There are two changes to tax deductions for 2017 business tax filings, which will increase Section 179 deductions on purchases of business assets and increase bonus depreciation on purchases of new equipment. These changes are just for filing for 2017 taxes and are not part of the 2018 changes happening with the new tax law.
Section 179 Deduction Section 179 maximum deduction will be set at the $510,000, which will allow businesses to plan for asset and expense purchases immediately.
Bonus Depreciation has been reinstated through 2019. Businesses of all sizes will be able to depreciate 50 percent of the cost of equipment acquired and put into service during 2015, 2016 and 2017. Bonus depreciation will then phase down to 40 percent for 2018 and 30 percent for 2019.
Rocket Lawyer is here to help. If you have questions regarding tax season, you can ask a Lawyer.

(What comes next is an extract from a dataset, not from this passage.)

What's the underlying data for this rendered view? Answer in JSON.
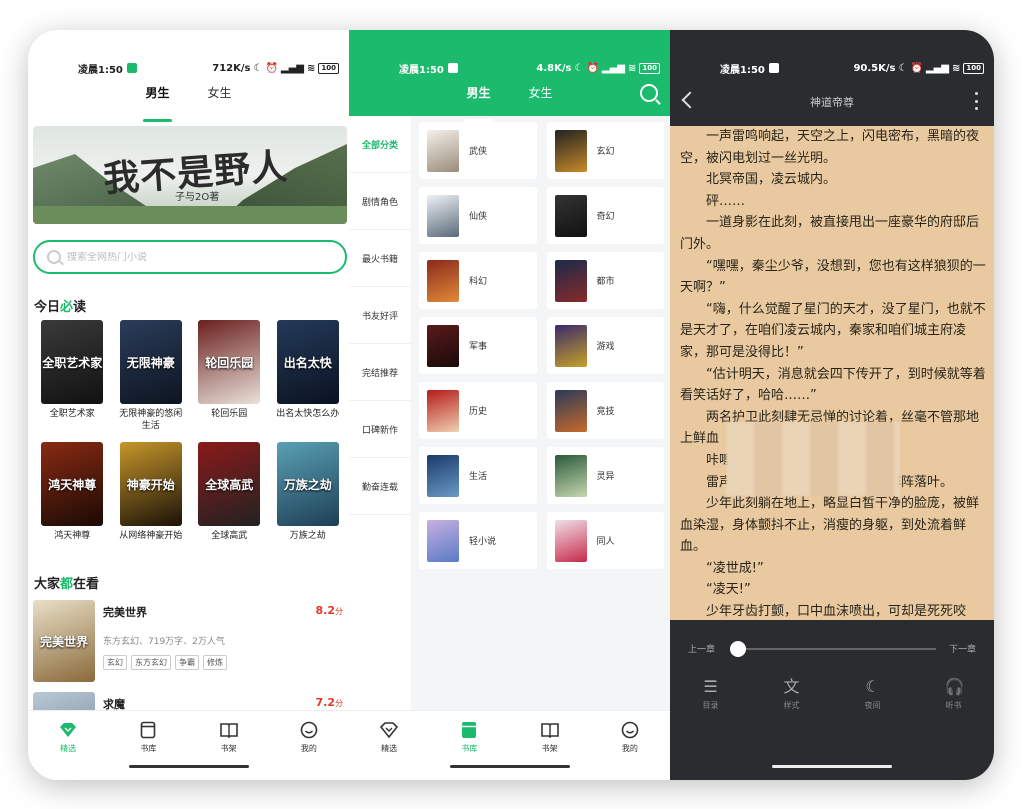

This article contains general legal information and does not contain legal advice. Rocket Lawyer is not a law firm or a substitute for an attorney or law firm. The law is complex and changes often. For legal advice, please ask a lawyer.